East Wenatchee Police Accused of Racial Profiling
East Wenatchee Police are being accused of racially profiling a man after an anonymous caller reported him kidnapping his own niece on July 21.
Around noon, an unknown woman saw Mario Guerrero carrying his niece in East Wenatchee and decided to call 911.
The 911 caller stated that a hispanic man with a neck tattoo was kidnapping a blonde blue-eyed child. When RiverCom tried getting more details from the reporter, she hung up.
East Wenatchee Officers Miguel Valdez, Joshua Caballero, and Leeon Leyde confronted the suspect on the corner of 11th St. NE and N Baker Ave. According to the body cam footage, police were explaining why they were stopping Guerrero and asked for identification of both him and the child's parents.
Leyde later contacted the child’s mother, Ellie Garcia, while she was at work to confirm if Guerrero was indeed her brother-in-law. After the call, police let Guerrero and his niece continue walking down the sidewalk and left.
Garcia said that both her daughter and brother-in-law were shaken up from the event and that it did not have to go down the way it did.
“No matter how you look at it, it definitely seems like it was racially motivated,” Garcia said. “I feel like if the police had got a call saying that a white man was walking down the street with a toddler who's also white, and the lady thought it was an attempted kidnapping, I don't feel like they would have responded the way that they responded to this.”
Garcia is looking into getting legal representation from Seattle to avoid something like this in the future.
Sgt. Ben Fauconnier states that his officers did not act with racial bias and that they have to respond to any serious call they receive.
“Regardless of what the race or the gender or any other factors are, we're looking at the act that's being reported, we're not looking at who is involved or who isn't involved,” Fauconnier said. “That's not something we concern ourselves with.
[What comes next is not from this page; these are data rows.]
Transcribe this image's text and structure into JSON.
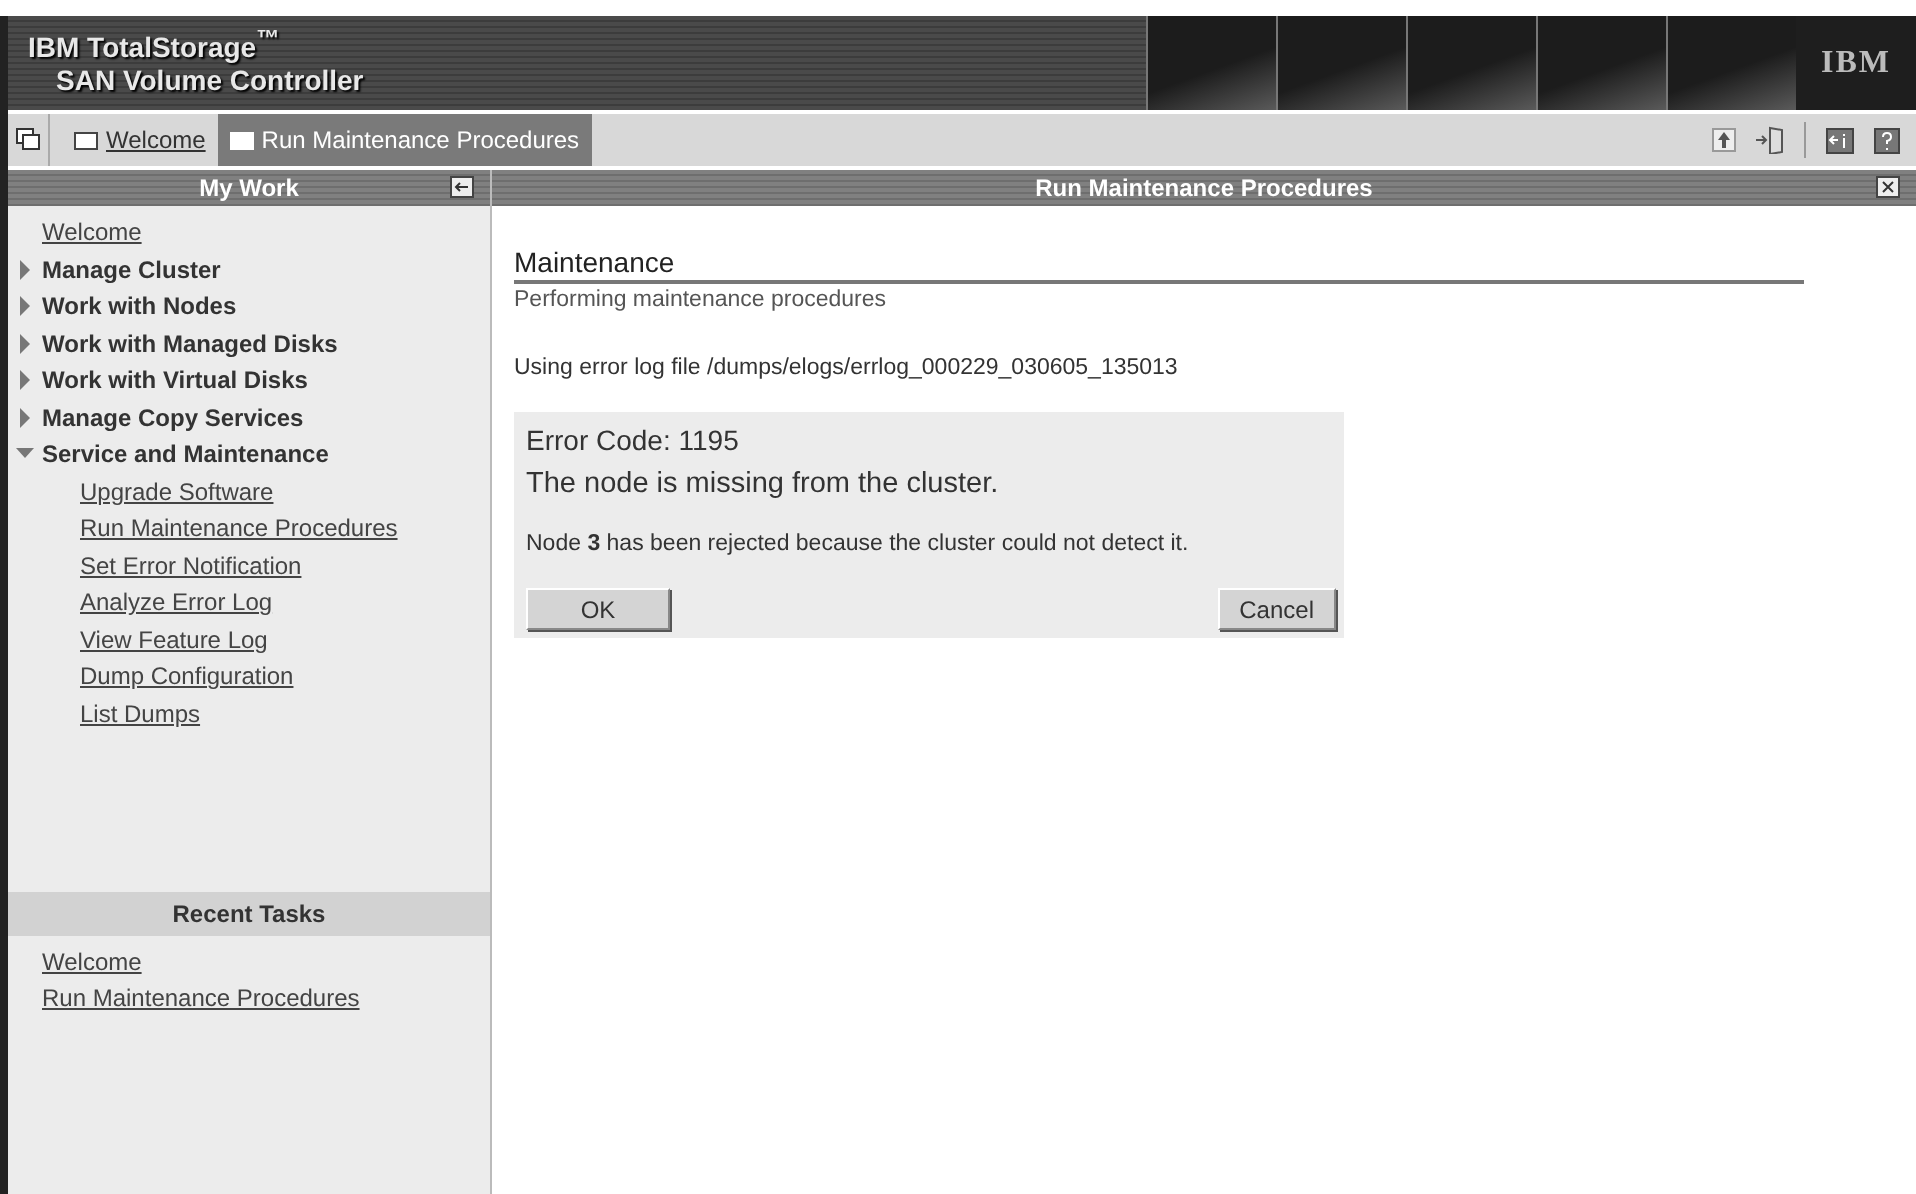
{
  "banner": {
    "title": "IBM TotalStorage$^{™}$",
    "subtitle": "SAN Volume Controller",
    "logo": "IBM"
  },
  "tabs": [
    {
      "label": "Welcome",
      "selected": false
    },
    {
      "label": "Run Maintenance Procedures",
      "selected": true
    }
  ],
  "sidebar": {
    "title": "My Work",
    "items": [
      {
        "kind": "link",
        "label": "Welcome"
      },
      {
        "kind": "group",
        "label": "Manage Cluster",
        "expanded": false
      },
      {
        "kind": "group",
        "label": "Work with Nodes",
        "expanded": false
      },
      {
        "kind": "group",
        "label": "Work with Managed Disks",
        "expanded": false
      },
      {
        "kind": "group",
        "label": "Work with Virtual Disks",
        "expanded": false
      },
      {
        "kind": "group",
        "label": "Manage Copy Services",
        "expanded": false
      },
      {
        "kind": "group",
        "label": "Service and Maintenance",
        "expanded": true,
        "children": [
          {
            "label": "Upgrade Software"
          },
          {
            "label": "Run Maintenance Procedures"
          },
          {
            "label": "Set Error Notification"
          },
          {
            "label": "Analyze Error Log"
          },
          {
            "label": "View Feature Log"
          },
          {
            "label": "Dump Configuration"
          },
          {
            "label": "List Dumps"
          }
        ]
      }
    ]
  },
  "recent_tasks": {
    "title": "Recent Tasks",
    "items": [
      "Welcome",
      "Run Maintenance Procedures"
    ]
  },
  "panel": {
    "title": "Run Maintenance Procedures",
    "heading": "Maintenance",
    "subtitle": "Performing maintenance procedures",
    "log_line": "Using error log file /dumps/elogs/errlog_000229_030605_135013",
    "error": {
      "code": "Error Code: 1195",
      "title": "The node is missing from the cluster.",
      "message": "Node **3** has been rejected because the cluster could not detect it."
    },
    "buttons": [
      "OK",
      "Cancel"
    ]
  }
}
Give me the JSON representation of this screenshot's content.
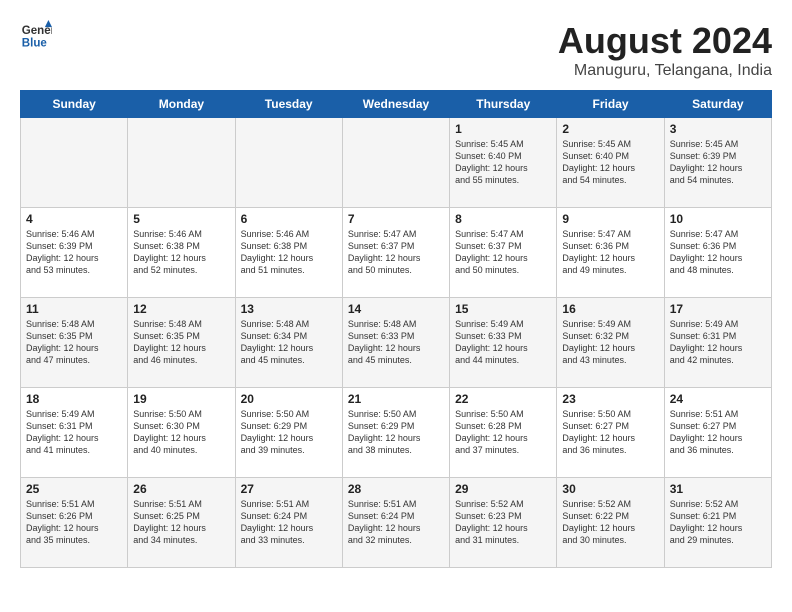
{
  "header": {
    "logo_line1": "General",
    "logo_line2": "Blue",
    "title": "August 2024",
    "subtitle": "Manuguru, Telangana, India"
  },
  "weekdays": [
    "Sunday",
    "Monday",
    "Tuesday",
    "Wednesday",
    "Thursday",
    "Friday",
    "Saturday"
  ],
  "weeks": [
    [
      {
        "day": "",
        "content": ""
      },
      {
        "day": "",
        "content": ""
      },
      {
        "day": "",
        "content": ""
      },
      {
        "day": "",
        "content": ""
      },
      {
        "day": "1",
        "content": "Sunrise: 5:45 AM\nSunset: 6:40 PM\nDaylight: 12 hours\nand 55 minutes."
      },
      {
        "day": "2",
        "content": "Sunrise: 5:45 AM\nSunset: 6:40 PM\nDaylight: 12 hours\nand 54 minutes."
      },
      {
        "day": "3",
        "content": "Sunrise: 5:45 AM\nSunset: 6:39 PM\nDaylight: 12 hours\nand 54 minutes."
      }
    ],
    [
      {
        "day": "4",
        "content": "Sunrise: 5:46 AM\nSunset: 6:39 PM\nDaylight: 12 hours\nand 53 minutes."
      },
      {
        "day": "5",
        "content": "Sunrise: 5:46 AM\nSunset: 6:38 PM\nDaylight: 12 hours\nand 52 minutes."
      },
      {
        "day": "6",
        "content": "Sunrise: 5:46 AM\nSunset: 6:38 PM\nDaylight: 12 hours\nand 51 minutes."
      },
      {
        "day": "7",
        "content": "Sunrise: 5:47 AM\nSunset: 6:37 PM\nDaylight: 12 hours\nand 50 minutes."
      },
      {
        "day": "8",
        "content": "Sunrise: 5:47 AM\nSunset: 6:37 PM\nDaylight: 12 hours\nand 50 minutes."
      },
      {
        "day": "9",
        "content": "Sunrise: 5:47 AM\nSunset: 6:36 PM\nDaylight: 12 hours\nand 49 minutes."
      },
      {
        "day": "10",
        "content": "Sunrise: 5:47 AM\nSunset: 6:36 PM\nDaylight: 12 hours\nand 48 minutes."
      }
    ],
    [
      {
        "day": "11",
        "content": "Sunrise: 5:48 AM\nSunset: 6:35 PM\nDaylight: 12 hours\nand 47 minutes."
      },
      {
        "day": "12",
        "content": "Sunrise: 5:48 AM\nSunset: 6:35 PM\nDaylight: 12 hours\nand 46 minutes."
      },
      {
        "day": "13",
        "content": "Sunrise: 5:48 AM\nSunset: 6:34 PM\nDaylight: 12 hours\nand 45 minutes."
      },
      {
        "day": "14",
        "content": "Sunrise: 5:48 AM\nSunset: 6:33 PM\nDaylight: 12 hours\nand 45 minutes."
      },
      {
        "day": "15",
        "content": "Sunrise: 5:49 AM\nSunset: 6:33 PM\nDaylight: 12 hours\nand 44 minutes."
      },
      {
        "day": "16",
        "content": "Sunrise: 5:49 AM\nSunset: 6:32 PM\nDaylight: 12 hours\nand 43 minutes."
      },
      {
        "day": "17",
        "content": "Sunrise: 5:49 AM\nSunset: 6:31 PM\nDaylight: 12 hours\nand 42 minutes."
      }
    ],
    [
      {
        "day": "18",
        "content": "Sunrise: 5:49 AM\nSunset: 6:31 PM\nDaylight: 12 hours\nand 41 minutes."
      },
      {
        "day": "19",
        "content": "Sunrise: 5:50 AM\nSunset: 6:30 PM\nDaylight: 12 hours\nand 40 minutes."
      },
      {
        "day": "20",
        "content": "Sunrise: 5:50 AM\nSunset: 6:29 PM\nDaylight: 12 hours\nand 39 minutes."
      },
      {
        "day": "21",
        "content": "Sunrise: 5:50 AM\nSunset: 6:29 PM\nDaylight: 12 hours\nand 38 minutes."
      },
      {
        "day": "22",
        "content": "Sunrise: 5:50 AM\nSunset: 6:28 PM\nDaylight: 12 hours\nand 37 minutes."
      },
      {
        "day": "23",
        "content": "Sunrise: 5:50 AM\nSunset: 6:27 PM\nDaylight: 12 hours\nand 36 minutes."
      },
      {
        "day": "24",
        "content": "Sunrise: 5:51 AM\nSunset: 6:27 PM\nDaylight: 12 hours\nand 36 minutes."
      }
    ],
    [
      {
        "day": "25",
        "content": "Sunrise: 5:51 AM\nSunset: 6:26 PM\nDaylight: 12 hours\nand 35 minutes."
      },
      {
        "day": "26",
        "content": "Sunrise: 5:51 AM\nSunset: 6:25 PM\nDaylight: 12 hours\nand 34 minutes."
      },
      {
        "day": "27",
        "content": "Sunrise: 5:51 AM\nSunset: 6:24 PM\nDaylight: 12 hours\nand 33 minutes."
      },
      {
        "day": "28",
        "content": "Sunrise: 5:51 AM\nSunset: 6:24 PM\nDaylight: 12 hours\nand 32 minutes."
      },
      {
        "day": "29",
        "content": "Sunrise: 5:52 AM\nSunset: 6:23 PM\nDaylight: 12 hours\nand 31 minutes."
      },
      {
        "day": "30",
        "content": "Sunrise: 5:52 AM\nSunset: 6:22 PM\nDaylight: 12 hours\nand 30 minutes."
      },
      {
        "day": "31",
        "content": "Sunrise: 5:52 AM\nSunset: 6:21 PM\nDaylight: 12 hours\nand 29 minutes."
      }
    ]
  ]
}
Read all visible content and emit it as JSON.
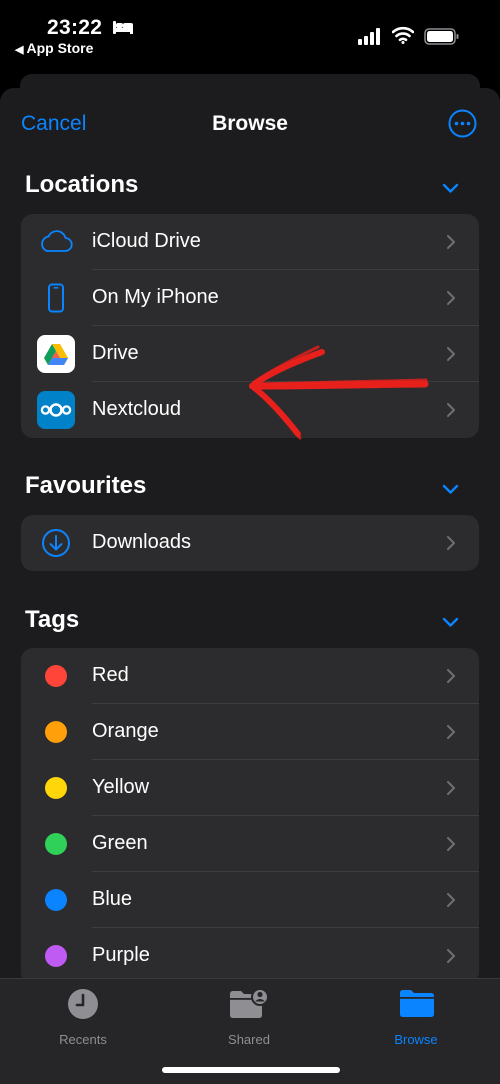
{
  "status_bar": {
    "time": "23:22",
    "back_app": "App Store"
  },
  "nav": {
    "cancel": "Cancel",
    "title": "Browse"
  },
  "sections": {
    "locations": {
      "header": "Locations",
      "items": [
        {
          "label": "iCloud Drive",
          "icon": "icloud-icon"
        },
        {
          "label": "On My iPhone",
          "icon": "iphone-icon"
        },
        {
          "label": "Drive",
          "icon": "google-drive-icon"
        },
        {
          "label": "Nextcloud",
          "icon": "nextcloud-icon"
        }
      ]
    },
    "favourites": {
      "header": "Favourites",
      "items": [
        {
          "label": "Downloads",
          "icon": "download-icon"
        }
      ]
    },
    "tags": {
      "header": "Tags",
      "items": [
        {
          "label": "Red",
          "color": "#ff453a"
        },
        {
          "label": "Orange",
          "color": "#ff9f0a"
        },
        {
          "label": "Yellow",
          "color": "#ffd60a"
        },
        {
          "label": "Green",
          "color": "#30d158"
        },
        {
          "label": "Blue",
          "color": "#0a84ff"
        },
        {
          "label": "Purple",
          "color": "#bf5af2"
        }
      ]
    }
  },
  "tab_bar": {
    "tabs": [
      {
        "label": "Recents",
        "icon": "clock-icon",
        "active": false
      },
      {
        "label": "Shared",
        "icon": "shared-folder-icon",
        "active": false
      },
      {
        "label": "Browse",
        "icon": "folder-icon",
        "active": true
      }
    ]
  },
  "colors": {
    "accent": "#0a84ff",
    "background": "#1c1c1e",
    "group": "#2c2c2e",
    "annotation": "#e8201c"
  }
}
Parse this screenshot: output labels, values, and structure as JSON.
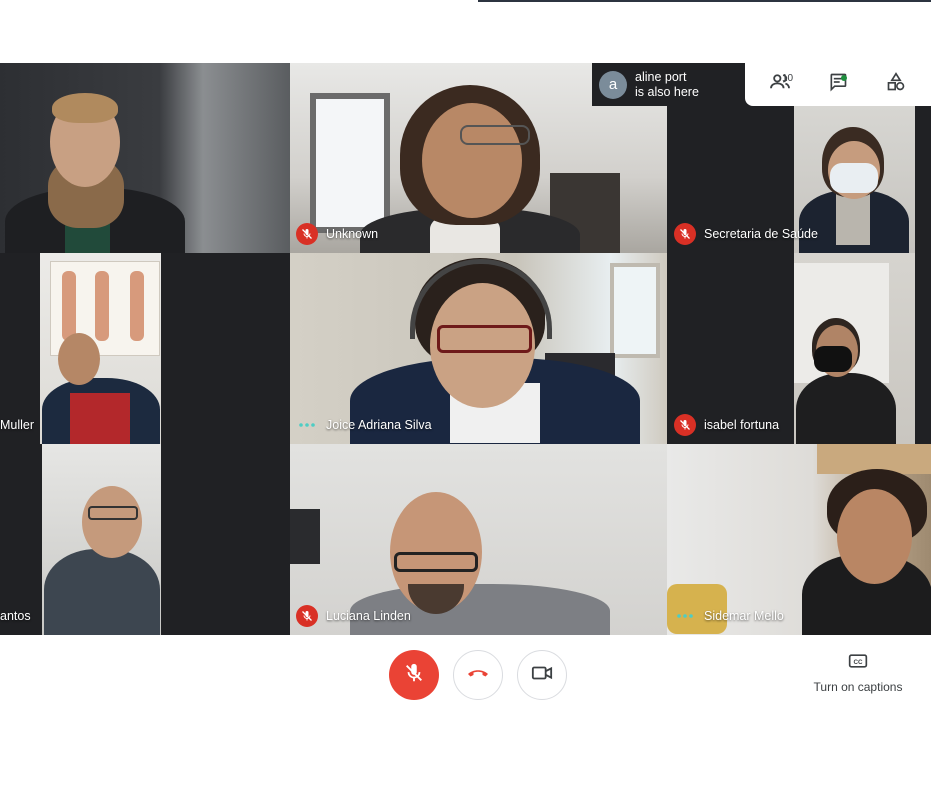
{
  "notice": {
    "avatar_letter": "a",
    "line1": "aline port",
    "line2": "is also here"
  },
  "toolbar": {
    "participants_count": "10",
    "participants_icon": "people-icon",
    "chat_icon": "chat-icon",
    "activities_icon": "shapes-icon"
  },
  "tiles": [
    {
      "name": "",
      "muted": false,
      "speaking": false
    },
    {
      "name": "Unknown",
      "muted": true,
      "speaking": false
    },
    {
      "name": "Secretaria de Saúde",
      "muted": true,
      "speaking": false
    },
    {
      "name": "Muller",
      "muted": false,
      "speaking": false
    },
    {
      "name": "Joice Adriana Silva",
      "muted": false,
      "speaking": true
    },
    {
      "name": "isabel fortuna",
      "muted": true,
      "speaking": false
    },
    {
      "name": "antos",
      "muted": false,
      "speaking": false
    },
    {
      "name": "Luciana Linden",
      "muted": true,
      "speaking": false
    },
    {
      "name": "Sidemar Mello",
      "muted": false,
      "speaking": true
    }
  ],
  "controls": {
    "mic_icon": "mic-off-icon",
    "hangup_icon": "phone-hangup-icon",
    "camera_icon": "video-camera-icon",
    "captions_icon": "cc-icon",
    "captions_label": "Turn on captions"
  },
  "colors": {
    "muted_red": "#d93025",
    "control_red": "#ea4335",
    "speaking_teal": "#8ab4f8",
    "grid_bg": "#202124"
  }
}
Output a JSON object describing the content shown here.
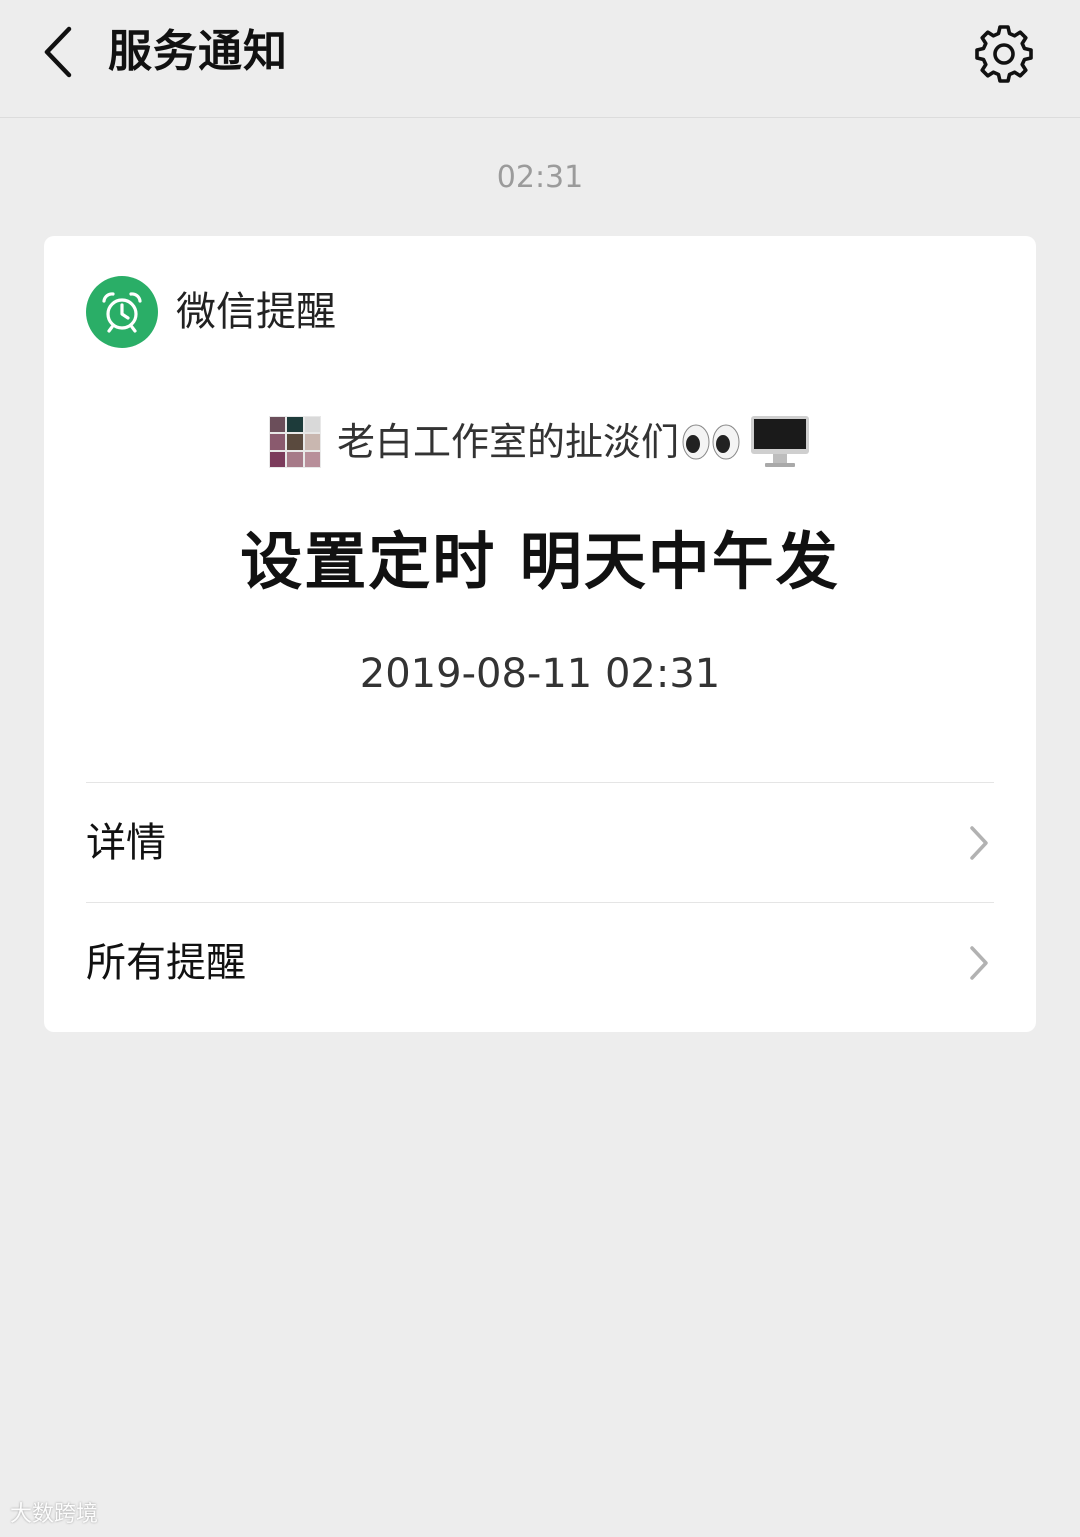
{
  "header": {
    "title": "服务通知",
    "back_icon": "chevron-left-icon",
    "settings_icon": "gear-icon"
  },
  "time_separator": "02:31",
  "card": {
    "source": {
      "icon": "alarm-clock-icon",
      "name": "微信提醒",
      "icon_color": "#2aae67"
    },
    "group": {
      "avatar_icon": "group-avatar-grid",
      "name": "老白工作室的扯淡们",
      "trailing_emojis": [
        "eyes-emoji",
        "desktop-computer-emoji"
      ]
    },
    "message_title": "设置定时 明天中午发",
    "message_time": "2019-08-11 02:31",
    "rows": [
      {
        "label": "详情",
        "icon": "chevron-right-icon"
      },
      {
        "label": "所有提醒",
        "icon": "chevron-right-icon"
      }
    ]
  },
  "watermark": "大数跨境"
}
It has to do with whether or not it's criminal behavior. Safety to the public, that's our number one thing.”